In the records that come next, find every line with "more". Return those lines.

******************************

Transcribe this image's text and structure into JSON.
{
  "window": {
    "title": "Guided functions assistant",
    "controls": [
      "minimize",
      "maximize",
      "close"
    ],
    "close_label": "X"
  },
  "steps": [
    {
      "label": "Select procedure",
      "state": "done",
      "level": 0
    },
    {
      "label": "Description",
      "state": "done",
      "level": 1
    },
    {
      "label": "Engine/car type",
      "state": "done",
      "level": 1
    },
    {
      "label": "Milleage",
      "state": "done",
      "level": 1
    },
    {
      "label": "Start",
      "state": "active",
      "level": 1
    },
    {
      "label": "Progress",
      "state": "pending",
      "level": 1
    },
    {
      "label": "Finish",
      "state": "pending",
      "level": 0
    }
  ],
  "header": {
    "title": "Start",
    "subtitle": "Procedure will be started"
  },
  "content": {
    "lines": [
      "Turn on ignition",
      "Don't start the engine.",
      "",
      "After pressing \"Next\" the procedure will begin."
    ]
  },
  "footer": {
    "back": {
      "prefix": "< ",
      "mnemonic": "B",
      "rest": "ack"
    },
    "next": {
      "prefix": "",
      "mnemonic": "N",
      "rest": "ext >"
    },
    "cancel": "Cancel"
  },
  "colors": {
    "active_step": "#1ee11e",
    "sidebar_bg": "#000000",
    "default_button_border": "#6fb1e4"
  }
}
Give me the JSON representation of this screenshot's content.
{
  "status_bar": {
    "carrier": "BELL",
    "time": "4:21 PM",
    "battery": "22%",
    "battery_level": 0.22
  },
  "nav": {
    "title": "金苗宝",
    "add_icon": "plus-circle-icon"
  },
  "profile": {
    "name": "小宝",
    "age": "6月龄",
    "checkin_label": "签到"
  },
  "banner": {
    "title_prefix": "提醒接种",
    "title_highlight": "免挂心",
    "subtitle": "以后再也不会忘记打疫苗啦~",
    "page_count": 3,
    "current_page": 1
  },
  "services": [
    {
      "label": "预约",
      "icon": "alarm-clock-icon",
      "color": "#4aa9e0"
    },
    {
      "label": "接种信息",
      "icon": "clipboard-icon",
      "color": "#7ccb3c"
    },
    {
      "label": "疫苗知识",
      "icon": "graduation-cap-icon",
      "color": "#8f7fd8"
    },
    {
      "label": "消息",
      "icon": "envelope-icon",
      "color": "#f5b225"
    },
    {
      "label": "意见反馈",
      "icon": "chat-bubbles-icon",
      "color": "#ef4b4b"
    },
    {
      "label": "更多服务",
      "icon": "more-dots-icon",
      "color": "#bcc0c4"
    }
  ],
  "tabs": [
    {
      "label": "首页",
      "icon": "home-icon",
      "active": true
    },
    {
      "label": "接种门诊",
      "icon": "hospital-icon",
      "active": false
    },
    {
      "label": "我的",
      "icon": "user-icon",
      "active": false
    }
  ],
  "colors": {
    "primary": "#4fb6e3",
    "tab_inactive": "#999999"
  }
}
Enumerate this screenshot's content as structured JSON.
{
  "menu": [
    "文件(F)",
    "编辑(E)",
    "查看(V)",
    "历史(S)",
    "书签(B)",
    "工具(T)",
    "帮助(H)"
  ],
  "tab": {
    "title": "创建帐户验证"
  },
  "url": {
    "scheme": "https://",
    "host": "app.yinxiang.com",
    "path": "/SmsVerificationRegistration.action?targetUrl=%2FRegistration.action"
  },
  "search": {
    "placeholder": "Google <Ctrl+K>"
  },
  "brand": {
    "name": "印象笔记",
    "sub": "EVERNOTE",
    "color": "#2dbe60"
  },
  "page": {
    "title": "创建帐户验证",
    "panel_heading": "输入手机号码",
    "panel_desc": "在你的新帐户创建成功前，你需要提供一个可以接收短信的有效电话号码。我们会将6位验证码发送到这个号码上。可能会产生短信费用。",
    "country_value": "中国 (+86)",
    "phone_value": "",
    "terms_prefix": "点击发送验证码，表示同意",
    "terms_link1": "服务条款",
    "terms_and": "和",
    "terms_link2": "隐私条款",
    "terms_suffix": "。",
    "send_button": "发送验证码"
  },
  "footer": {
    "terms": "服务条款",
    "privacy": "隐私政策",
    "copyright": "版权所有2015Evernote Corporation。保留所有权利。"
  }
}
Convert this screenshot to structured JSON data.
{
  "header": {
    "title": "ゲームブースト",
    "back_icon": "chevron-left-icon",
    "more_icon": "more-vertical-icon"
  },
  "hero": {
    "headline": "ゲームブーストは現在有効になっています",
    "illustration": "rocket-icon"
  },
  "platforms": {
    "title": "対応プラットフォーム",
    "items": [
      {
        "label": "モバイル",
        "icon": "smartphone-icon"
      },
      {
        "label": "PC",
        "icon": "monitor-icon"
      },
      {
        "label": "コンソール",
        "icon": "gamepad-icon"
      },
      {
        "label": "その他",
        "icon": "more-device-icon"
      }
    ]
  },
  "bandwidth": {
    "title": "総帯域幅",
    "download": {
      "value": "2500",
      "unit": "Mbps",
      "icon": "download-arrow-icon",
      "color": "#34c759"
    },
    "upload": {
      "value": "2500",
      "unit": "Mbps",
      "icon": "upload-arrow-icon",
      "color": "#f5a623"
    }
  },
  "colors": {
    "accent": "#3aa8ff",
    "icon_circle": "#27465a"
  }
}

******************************

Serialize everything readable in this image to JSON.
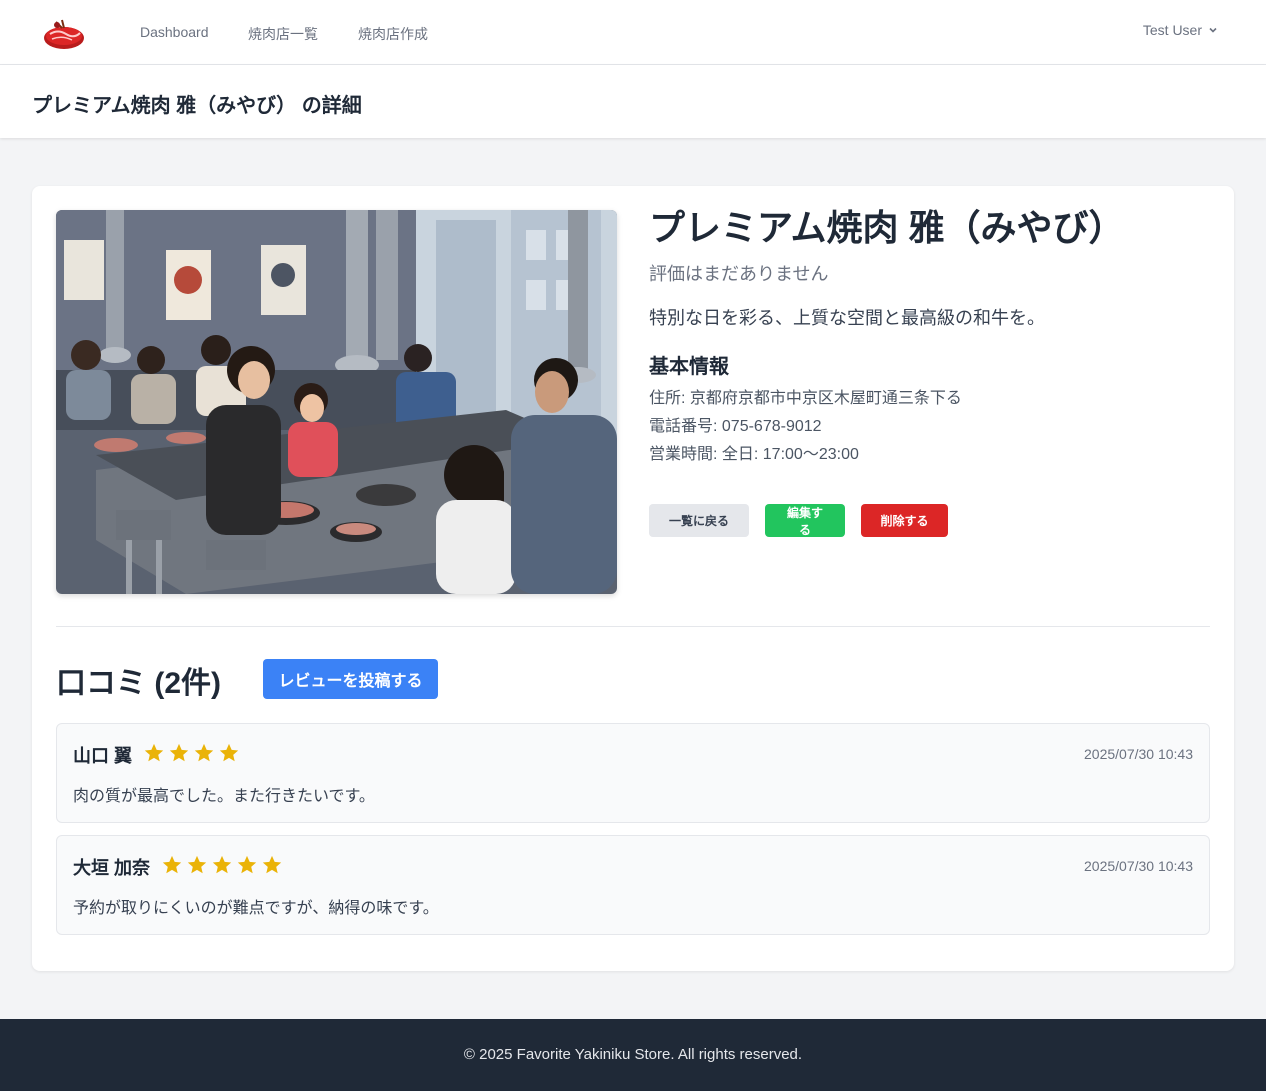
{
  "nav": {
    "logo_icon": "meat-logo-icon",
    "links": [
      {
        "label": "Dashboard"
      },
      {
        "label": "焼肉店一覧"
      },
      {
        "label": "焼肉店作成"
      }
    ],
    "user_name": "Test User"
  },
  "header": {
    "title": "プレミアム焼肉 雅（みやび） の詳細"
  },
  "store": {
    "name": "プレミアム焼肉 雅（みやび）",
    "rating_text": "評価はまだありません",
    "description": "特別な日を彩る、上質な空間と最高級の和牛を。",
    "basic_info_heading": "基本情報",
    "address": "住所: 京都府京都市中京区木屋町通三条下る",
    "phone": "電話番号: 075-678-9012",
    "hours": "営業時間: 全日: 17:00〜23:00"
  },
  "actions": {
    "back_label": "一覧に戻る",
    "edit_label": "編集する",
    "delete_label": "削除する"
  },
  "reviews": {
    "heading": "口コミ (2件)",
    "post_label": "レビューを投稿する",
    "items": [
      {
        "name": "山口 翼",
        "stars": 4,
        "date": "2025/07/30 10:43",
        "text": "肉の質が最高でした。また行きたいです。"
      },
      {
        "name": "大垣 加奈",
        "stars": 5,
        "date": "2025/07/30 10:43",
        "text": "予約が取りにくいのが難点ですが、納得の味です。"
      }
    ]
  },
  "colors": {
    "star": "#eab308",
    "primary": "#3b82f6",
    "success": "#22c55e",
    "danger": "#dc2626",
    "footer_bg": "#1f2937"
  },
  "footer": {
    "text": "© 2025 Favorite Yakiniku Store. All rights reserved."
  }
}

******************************

* Exercise response:
      "icon": "more-dots-icon",
    "more_icon": "more-vertical-icon"
        "icon": "more-device-icon"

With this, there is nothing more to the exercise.